[Element data from apps and pages]
------------------------------------------------------------
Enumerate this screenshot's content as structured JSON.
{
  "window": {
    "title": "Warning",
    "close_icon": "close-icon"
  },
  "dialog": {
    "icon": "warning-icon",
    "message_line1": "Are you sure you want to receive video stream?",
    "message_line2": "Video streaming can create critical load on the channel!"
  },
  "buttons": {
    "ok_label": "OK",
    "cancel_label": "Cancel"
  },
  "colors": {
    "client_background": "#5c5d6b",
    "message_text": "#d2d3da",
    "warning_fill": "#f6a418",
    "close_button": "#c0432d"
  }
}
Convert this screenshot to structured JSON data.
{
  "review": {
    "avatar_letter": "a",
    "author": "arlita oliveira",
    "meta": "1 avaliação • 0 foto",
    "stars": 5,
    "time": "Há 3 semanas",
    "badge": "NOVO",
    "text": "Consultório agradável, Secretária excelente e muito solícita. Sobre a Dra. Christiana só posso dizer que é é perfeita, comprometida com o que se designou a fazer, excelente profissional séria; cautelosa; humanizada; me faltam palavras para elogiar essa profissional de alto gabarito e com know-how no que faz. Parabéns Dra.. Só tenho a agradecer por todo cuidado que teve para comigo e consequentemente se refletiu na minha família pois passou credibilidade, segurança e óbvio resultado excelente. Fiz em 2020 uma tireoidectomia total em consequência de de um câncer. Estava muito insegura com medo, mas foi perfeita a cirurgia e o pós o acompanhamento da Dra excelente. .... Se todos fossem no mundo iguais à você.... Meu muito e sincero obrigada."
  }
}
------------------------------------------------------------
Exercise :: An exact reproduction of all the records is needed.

Worked solution ::
Enumerate this screenshot's content as structured JSON.
{
  "window": {
    "title": "Warning",
    "close_icon": "close-icon"
  },
  "dialog": {
    "icon": "warning-icon",
    "message_line1": "Are you sure you want to receive video stream?",
    "message_line2": "Video streaming can create critical load on the channel!"
  },
  "buttons": {
    "ok_label": "OK",
    "cancel_label": "Cancel"
  },
  "colors": {
    "client_background": "#5c5d6b",
    "message_text": "#d2d3da",
    "warning_fill": "#f6a418",
    "close_button": "#c0432d"
  }
}
Convert this screenshot to structured JSON data.
{
  "review": {
    "avatar_letter": "a",
    "author": "arlita oliveira",
    "meta": "1 avaliação • 0 foto",
    "stars": 5,
    "time": "Há 3 semanas",
    "badge": "NOVO",
    "text": "Consultório agradável, Secretária excelente e muito solícita. Sobre a Dra. Christiana só posso dizer que é é perfeita, comprometida com o que se designou a fazer, excelente profissional séria; cautelosa; humanizada; me faltam palavras para elogiar essa profissional de alto gabarito e com know-how no que faz. Parabéns Dra.. Só tenho a agradecer por todo cuidado que teve para comigo e consequentemente se refletiu na minha família pois passou credibilidade, segurança e óbvio resultado excelente. Fiz em 2020 uma tireoidectomia total em consequência de de um câncer. Estava muito insegura com medo, mas foi perfeita a cirurgia e o pós o acompanhamento da Dra excelente. .... Se todos fossem no mundo iguais à você.... Meu muito e sincero obrigada."
  }
}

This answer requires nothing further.